WORK ORDER =>
Could you please find each line in the records that contains the word "trades" and copy it?

Website and app data records =>
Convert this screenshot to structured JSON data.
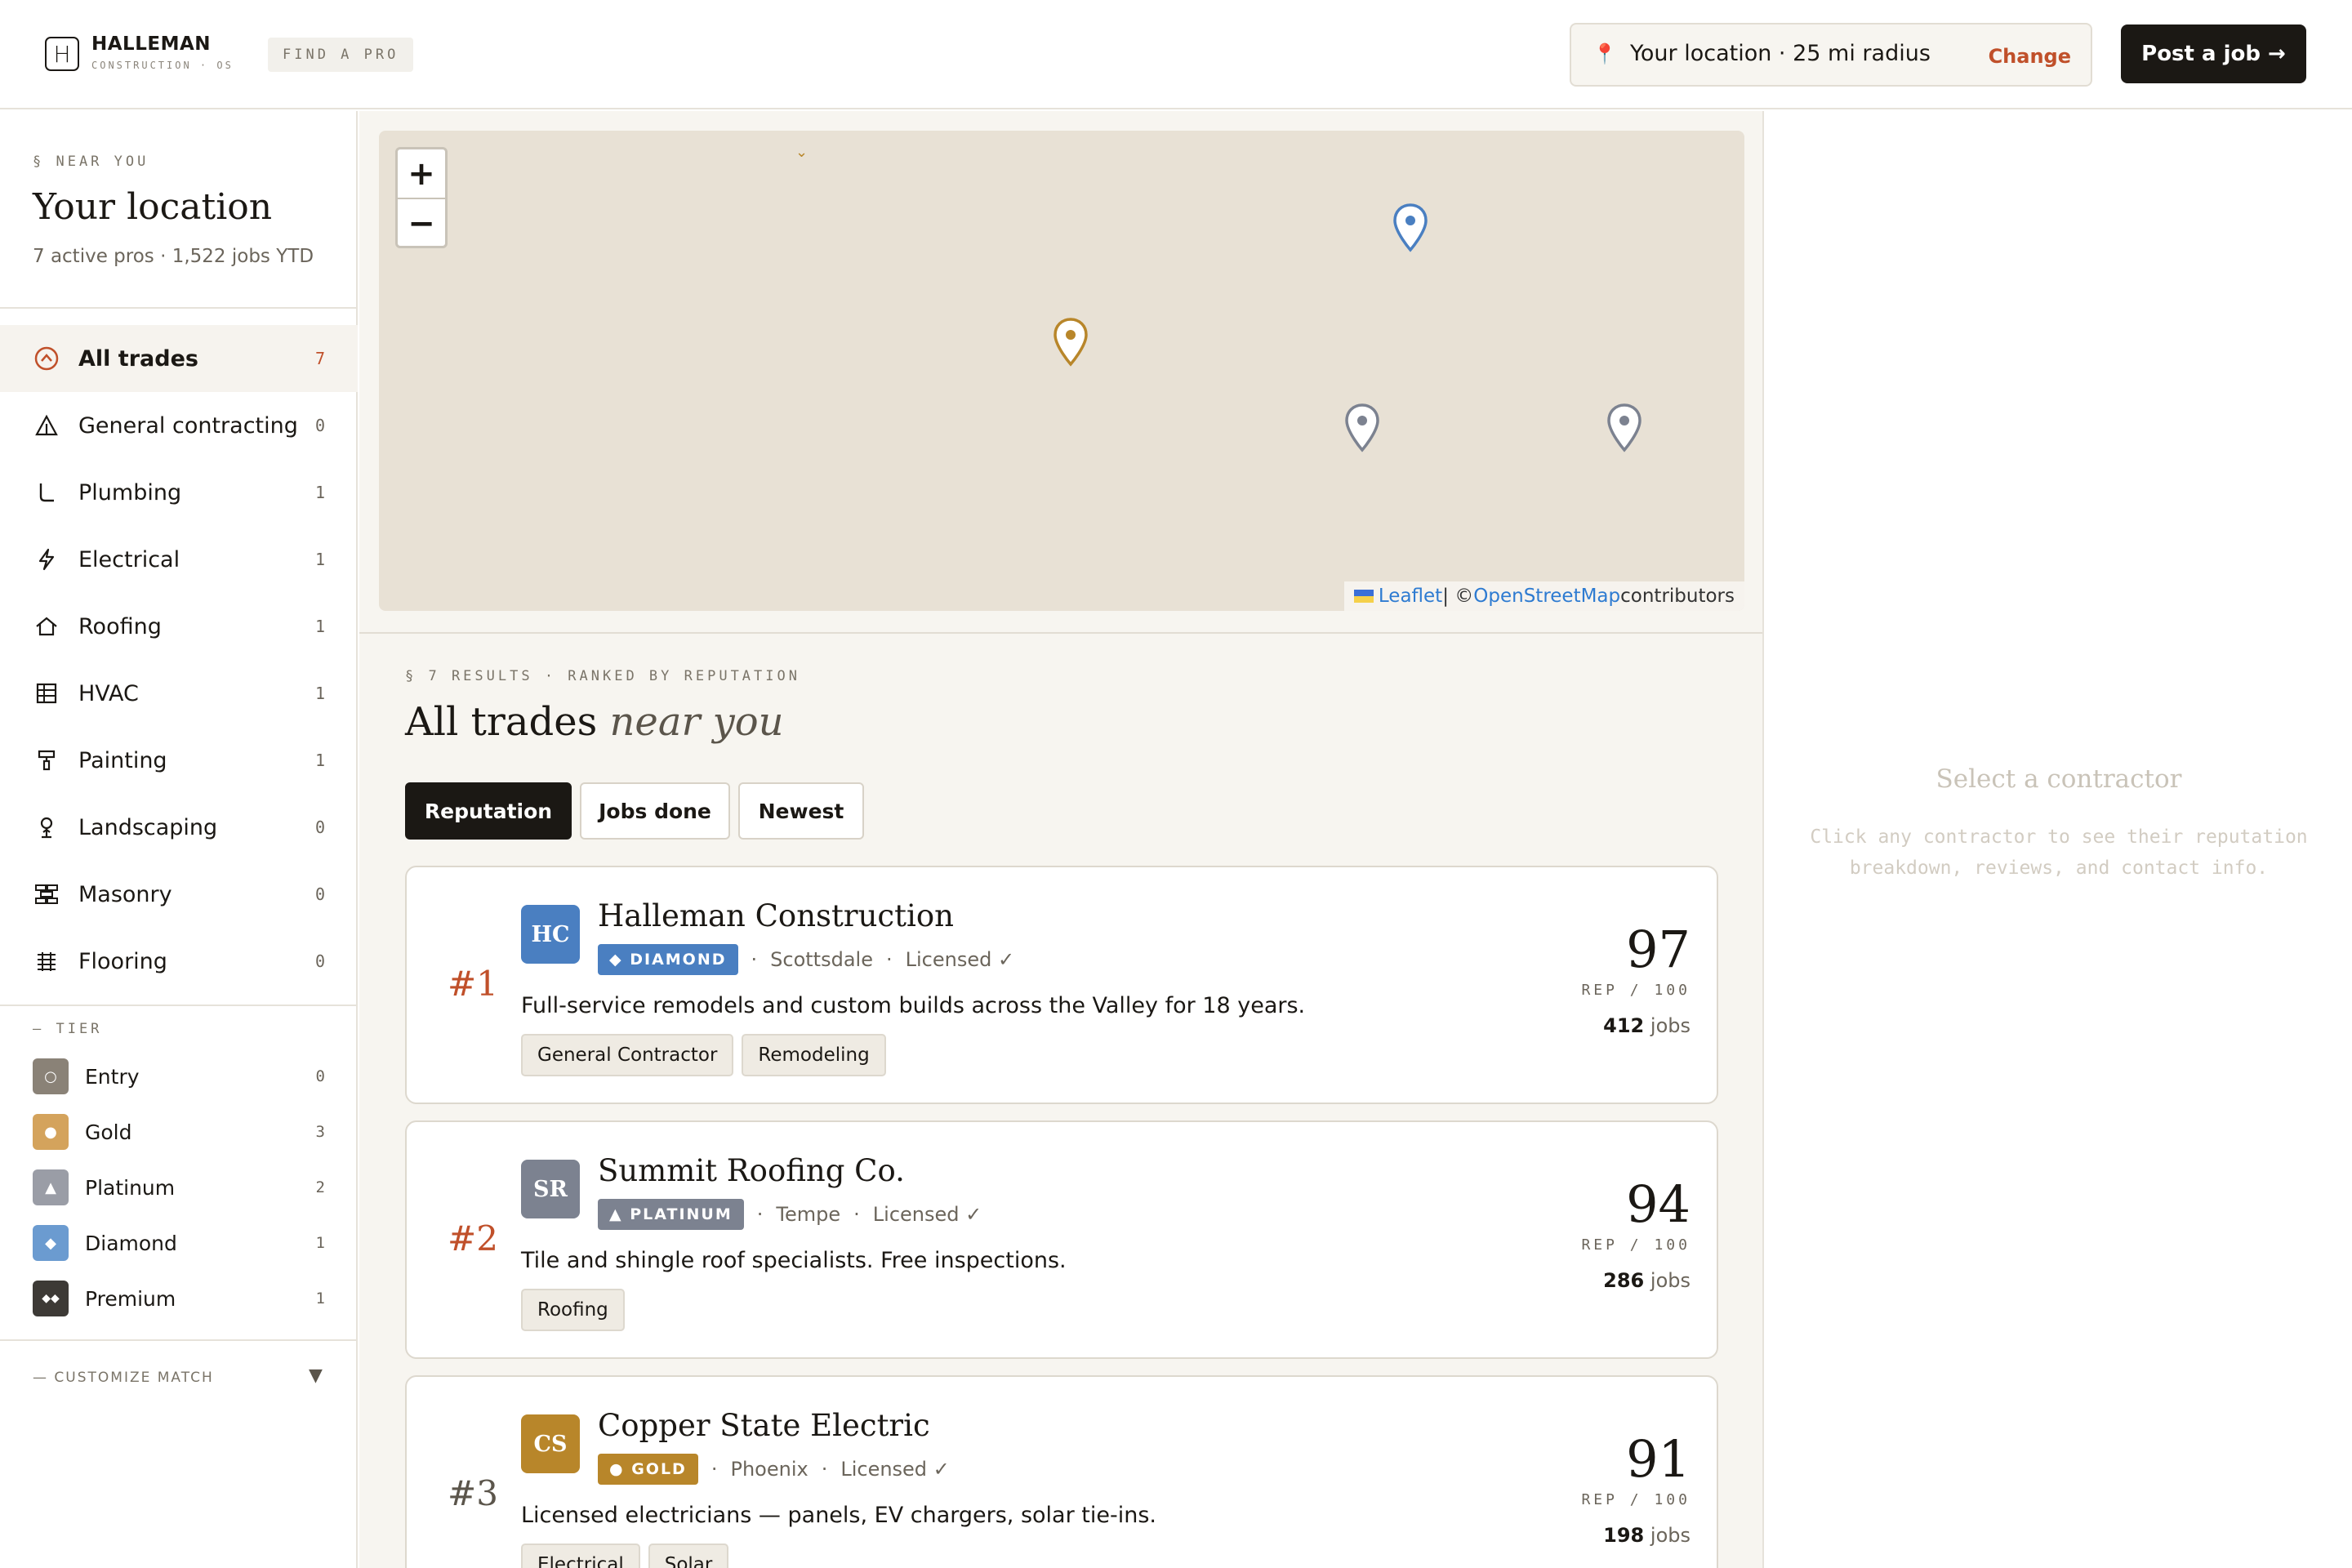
{
  "header": {
    "brand_name": "HALLEMAN",
    "brand_sub": "CONSTRUCTION · OS",
    "brand_mark": "H",
    "nav_find_pro": "FIND A PRO",
    "location_text": "Your location · 25 mi radius",
    "location_change": "Change",
    "post_job": "Post a job →"
  },
  "sidebar": {
    "section_label": "§ NEAR YOU",
    "title": "Your location",
    "subtitle": "7 active pros · 1,522 jobs YTD",
    "trades": [
      {
        "label": "All trades",
        "count": "7",
        "icon": "all-trades-icon"
      },
      {
        "label": "General contracting",
        "count": "0",
        "icon": "general-contracting-icon"
      },
      {
        "label": "Plumbing",
        "count": "1",
        "icon": "plumbing-icon"
      },
      {
        "label": "Electrical",
        "count": "1",
        "icon": "lightning-icon"
      },
      {
        "label": "Roofing",
        "count": "1",
        "icon": "roof-icon"
      },
      {
        "label": "HVAC",
        "count": "1",
        "icon": "hvac-icon"
      },
      {
        "label": "Painting",
        "count": "1",
        "icon": "paint-roller-icon"
      },
      {
        "label": "Landscaping",
        "count": "0",
        "icon": "landscaping-icon"
      },
      {
        "label": "Masonry",
        "count": "0",
        "icon": "masonry-icon"
      },
      {
        "label": "Flooring",
        "count": "0",
        "icon": "flooring-icon"
      }
    ],
    "tier_label": "— TIER",
    "tiers": [
      {
        "label": "Entry",
        "count": "0",
        "color": "#8a8277",
        "glyph": "○"
      },
      {
        "label": "Gold",
        "count": "3",
        "color": "#d4a35c",
        "glyph": "●"
      },
      {
        "label": "Platinum",
        "count": "2",
        "color": "#9a9da6",
        "glyph": "▲"
      },
      {
        "label": "Diamond",
        "count": "1",
        "color": "#6b9bd0",
        "glyph": "◆"
      },
      {
        "label": "Premium",
        "count": "1",
        "color": "#3d3a36",
        "glyph": "◆◆"
      }
    ],
    "customize_label": "— CUSTOMIZE MATCH"
  },
  "map": {
    "zoom_in": "+",
    "zoom_out": "−",
    "attribution_leaflet": "Leaflet",
    "attribution_sep": " | © ",
    "attribution_osm": "OpenStreetMap",
    "attribution_tail": " contributors"
  },
  "results": {
    "section_label": "§ 7 RESULTS · RANKED BY REPUTATION",
    "title_main": "All trades",
    "title_em": "near you",
    "sort_options": [
      "Reputation",
      "Jobs done",
      "Newest"
    ],
    "active_sort": "Reputation",
    "contractors": [
      {
        "rank": "#1",
        "initials": "HC",
        "avatar_color": "#4a7fc1",
        "name": "Halleman Construction",
        "tier": "◆ DIAMOND",
        "tier_color": "#4a7fc1",
        "city": "Scottsdale",
        "licensed": "Licensed ✓",
        "description": "Full-service remodels and custom builds across the Valley for 18 years.",
        "tags": [
          "General Contractor",
          "Remodeling"
        ],
        "score": "97",
        "rep_label": "REP / 100",
        "jobs_count": "412",
        "jobs_label": "jobs"
      },
      {
        "rank": "#2",
        "initials": "SR",
        "avatar_color": "#7c8290",
        "name": "Summit Roofing Co.",
        "tier": "▲ PLATINUM",
        "tier_color": "#7c8290",
        "city": "Tempe",
        "licensed": "Licensed ✓",
        "description": "Tile and shingle roof specialists. Free inspections.",
        "tags": [
          "Roofing"
        ],
        "score": "94",
        "rep_label": "REP / 100",
        "jobs_count": "286",
        "jobs_label": "jobs"
      },
      {
        "rank": "#3",
        "initials": "CS",
        "avatar_color": "#b8862a",
        "name": "Copper State Electric",
        "tier": "● GOLD",
        "tier_color": "#b8862a",
        "city": "Phoenix",
        "licensed": "Licensed ✓",
        "description": "Licensed electricians — panels, EV chargers, solar tie-ins.",
        "tags": [
          "Electrical",
          "Solar"
        ],
        "score": "91",
        "rep_label": "REP / 100",
        "jobs_count": "198",
        "jobs_label": "jobs"
      }
    ]
  },
  "detail": {
    "title": "Select a contractor",
    "description": "Click any contractor to see their reputation breakdown, reviews, and contact info."
  },
  "colors": {
    "accent": "#c0502a",
    "ink": "#1b1814",
    "map_bg": "#e8e1d5"
  }
}
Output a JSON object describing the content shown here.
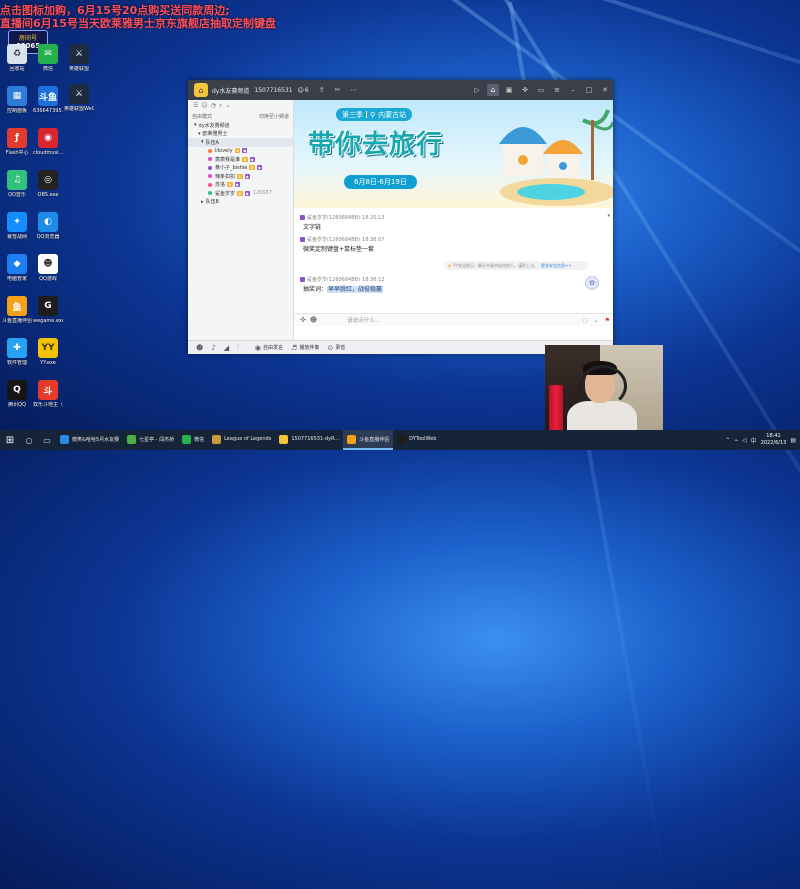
{
  "overlay": {
    "line1": "点击图标加购，6月15号20点购买送同款周边;",
    "line2": "直播间6月15号当天欧莱雅男士京东旗舰店抽取定制键盘",
    "brand_badge": "房间号",
    "room_no": "60065"
  },
  "desktop": {
    "col1": [
      {
        "label": "回收站",
        "color": "#d9e3ee",
        "glyph": "♻"
      },
      {
        "label": "控制面板",
        "color": "#2f7bd6",
        "glyph": "▦"
      },
      {
        "label": "Flash中心",
        "color": "#e23b2e",
        "glyph": "ƒ"
      },
      {
        "label": "QQ音乐",
        "color": "#31c27c",
        "glyph": "♫"
      },
      {
        "label": "暴雪战网",
        "color": "#148eff",
        "glyph": "✦"
      },
      {
        "label": "电脑管家",
        "color": "#1d7ff0",
        "glyph": "◆"
      },
      {
        "label": "斗鱼直播伴侣",
        "color": "#f4a118",
        "glyph": "鱼"
      },
      {
        "label": "软件管理",
        "color": "#26a3f2",
        "glyph": "✚"
      },
      {
        "label": "腾讯QQ",
        "color": "#151515",
        "glyph": "Q"
      }
    ],
    "col2": [
      {
        "label": "微信",
        "color": "#26b04e",
        "glyph": "✉"
      },
      {
        "label": "636647395...",
        "color": "#1e6fd9",
        "glyph": "斗鱼"
      },
      {
        "label": "cloudmusi...",
        "color": "#d8262f",
        "glyph": "◉"
      },
      {
        "label": "OBS.exe",
        "color": "#222222",
        "glyph": "◎"
      },
      {
        "label": "QQ浏览器",
        "color": "#1d8be8",
        "glyph": "◐"
      },
      {
        "label": "QQ游戏",
        "color": "#ffffff",
        "glyph": "☻"
      },
      {
        "label": "wegame.exe",
        "color": "#1d1d1d",
        "glyph": "G"
      },
      {
        "label": "YY.exe",
        "color": "#f5c400",
        "glyph": "YY"
      },
      {
        "label": "双乐斗地主（手游电脑版）",
        "color": "#e33c2c",
        "glyph": "斗"
      }
    ],
    "col3": [
      {
        "label": "英雄联盟",
        "color": "#1c2b3f",
        "glyph": "⚔"
      },
      {
        "label": "英雄联盟WeGame版",
        "color": "#1c2b3f",
        "glyph": "⚔"
      }
    ]
  },
  "window": {
    "title": "dy水友赛频道",
    "channel_id": "1507716531",
    "user_count": "6",
    "left_panel": {
      "mode_label": "自由模式",
      "switch_label": "切换至小频道",
      "channel": "dy水友赛频道",
      "group": "欧莱雅男士",
      "subgroup": "队伍A",
      "members": [
        {
          "name": "lilovely",
          "color": "#ff7c2a"
        },
        {
          "name": "萧萧我是谁",
          "color": "#d94fc0"
        },
        {
          "name": "黄小子_bishie",
          "color": "#8a53c6"
        },
        {
          "name": "辣条扣扣",
          "color": "#d94fc0"
        },
        {
          "name": "苏洛",
          "color": "#ff4c8c"
        },
        {
          "name": "鲨鱼岁岁",
          "color": "#2ac07a",
          "extra": "126687"
        }
      ],
      "other_group": "队伍B"
    },
    "banner": {
      "season": "第三季",
      "location": "内蒙古站",
      "title": "带你去旅行",
      "dates": "6月8日-6月19日"
    },
    "messages": [
      {
        "user": "鲨鱼岁岁(1260684BB)",
        "time": "18:20:13",
        "text": "文字链"
      },
      {
        "user": "鲨鱼岁岁(1260684BB)",
        "time": "18:36:07",
        "text": "微笑定制键盘+鼠标垫一套"
      },
      {
        "user": "鲨鱼岁岁(1260684BB)",
        "time": "18:36:12",
        "text": "抽奖词：",
        "highlight": "早早脱红，战役稳赢"
      }
    ],
    "notice": {
      "text": "YY安全提示：聊天中请勿轻信他人，谨防上当。",
      "link": "更多安全信息>>"
    },
    "input_placeholder": "请说点什么...",
    "bottom_bar": [
      {
        "icon": "smile-icon",
        "glyph": "☻",
        "label": ""
      },
      {
        "icon": "mic-icon",
        "glyph": "♪",
        "label": ""
      },
      {
        "icon": "speaker-icon",
        "glyph": "◢",
        "label": ""
      },
      {
        "icon": "settings-icon",
        "glyph": "⫶",
        "label": ""
      },
      {
        "icon": "free-talk-icon",
        "glyph": "◉",
        "label": "自由发言"
      },
      {
        "icon": "music-icon",
        "glyph": "♬",
        "label": "播放伴奏"
      },
      {
        "icon": "record-icon",
        "glyph": "⊙",
        "label": "录音"
      }
    ]
  },
  "taskbar": {
    "tasks": [
      {
        "label": "微笑&哈哈5月水友赛",
        "color": "#2c8be6"
      },
      {
        "label": "七星亭 - 闯杰桥",
        "color": "#4ab040"
      },
      {
        "label": "微信",
        "color": "#26b04e"
      },
      {
        "label": "League of Legends",
        "color": "#c89b3c"
      },
      {
        "label": "1507716531-dyR...",
        "color": "#f3c43c"
      },
      {
        "label": "斗鱼直播伴侣",
        "color": "#f4a118",
        "active": true
      },
      {
        "label": "DYToolWeb",
        "color": "#1d1d1d"
      }
    ],
    "time": "18:41",
    "date": "2022/6/13"
  }
}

RESULT FOR THIS EXERCISE =>
    "trades": [
        "label": "All trades",
        "icon": "all-trades-icon"
    "title_main": "All trades",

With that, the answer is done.